I think I should post a bit about what I did yeserday during the day, though I'd like to not bore people overly much. I went to a QA conference, a one day event organized by the British Computer Society's Specialist Group In Software Testing. I had a hellish commute thanks to the Wimbledon branch of the District Line being all but closed, so I missed the opening talk on recruiting testers from the ranks of people with Autism Spectrum Disorder. I did, however, make three other talks of the four I could have seen: Preparing a business case and plan for investment in test (Declan Kavanagh, Irish); Extreme boundary testing (Robert Sabourin, Canadian); and Effective test process improvement (Fran O'Hara, Irish). I left my boss to attend "Managing complex test environments," which is seriously one of my least favorite potential aspects of my job - I prefer to leave this work to specialists. (And I can see many of your eyes are already starting to droop ...)

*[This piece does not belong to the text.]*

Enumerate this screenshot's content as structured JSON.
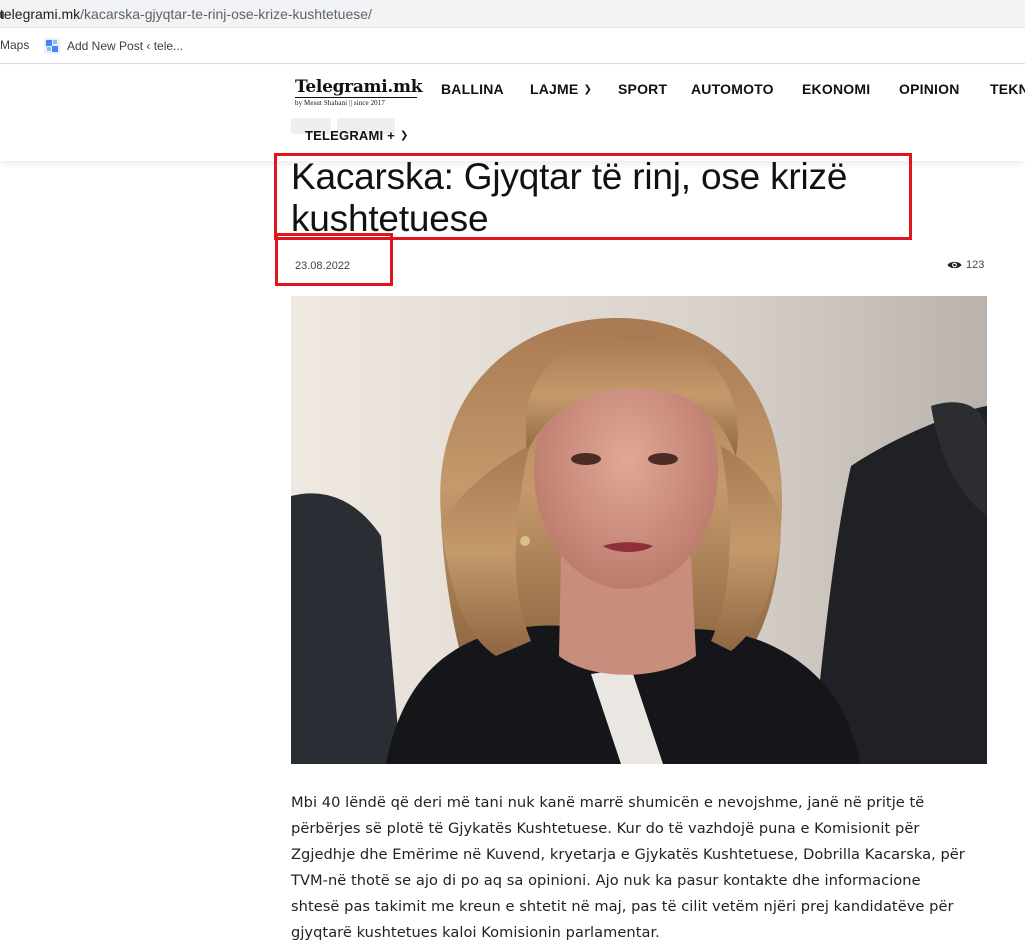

The "preparing a business case" talk was interesting, but not something I found very applicable because it assumed rather a huge body of experience that I lack, that is, the experience of making presentations to a group of people that you want to give you money. From my point of view, figuring out how to organize a cost benefit analysis was useful, and expressing your needs so that you show you're helping meet an organization's various financial and other goals is very sound principle. However, I don't have the experience at analysing what the various cost factors would be, so explaining how a certain software package would be a money saving investment over the long term, which requires using a lot of data points that I may not even be able to enumerate, is a bit over my head. On the other hand, I've gotten quite close to this with some of the work I've done, so I could probably make it up to the next level if given guidance. That said, I did very much like his point to get people involved and help them feel involved in the decision making process. It's probably just sound practice in the office in general but it was a good one.
Truth be told, what I wish is that I could have heard this gentleman's talk at Eurostar on "Testing as a Business versus the Business of Testing" (or whatever exactly it was called, the point being that you can't operate in a vacuum as if what the needs of a business are aren't relevant to the practice of testing - another paper by him here). I'm going to see if I can find a copy of it online.
The next talk, about boundary testing, was mostly remarkable for the high level of energy of its presenter. I learned about three things: if you enumerate all of the boundaries for anything, you'll likely come up with a number close to infinity; boundary testing is more useful for determining unknown behavior than as a way to verify specified behavior; and if a particular item reacts one way with one input and another way with a different input, the gap/intersection between these two behaviors is where you're going to get your interesting responses. (I should add that I think Mr. Sabourin had a lot of interesting stuff to talk about - but he got one of the short sessions and he couldn't really get it packed in. I would absolutely hear him speak on another occasion.)
Right, I'd write about the third talk, but instead I'm going to get the heck out of Dodge and get to work on my weekend!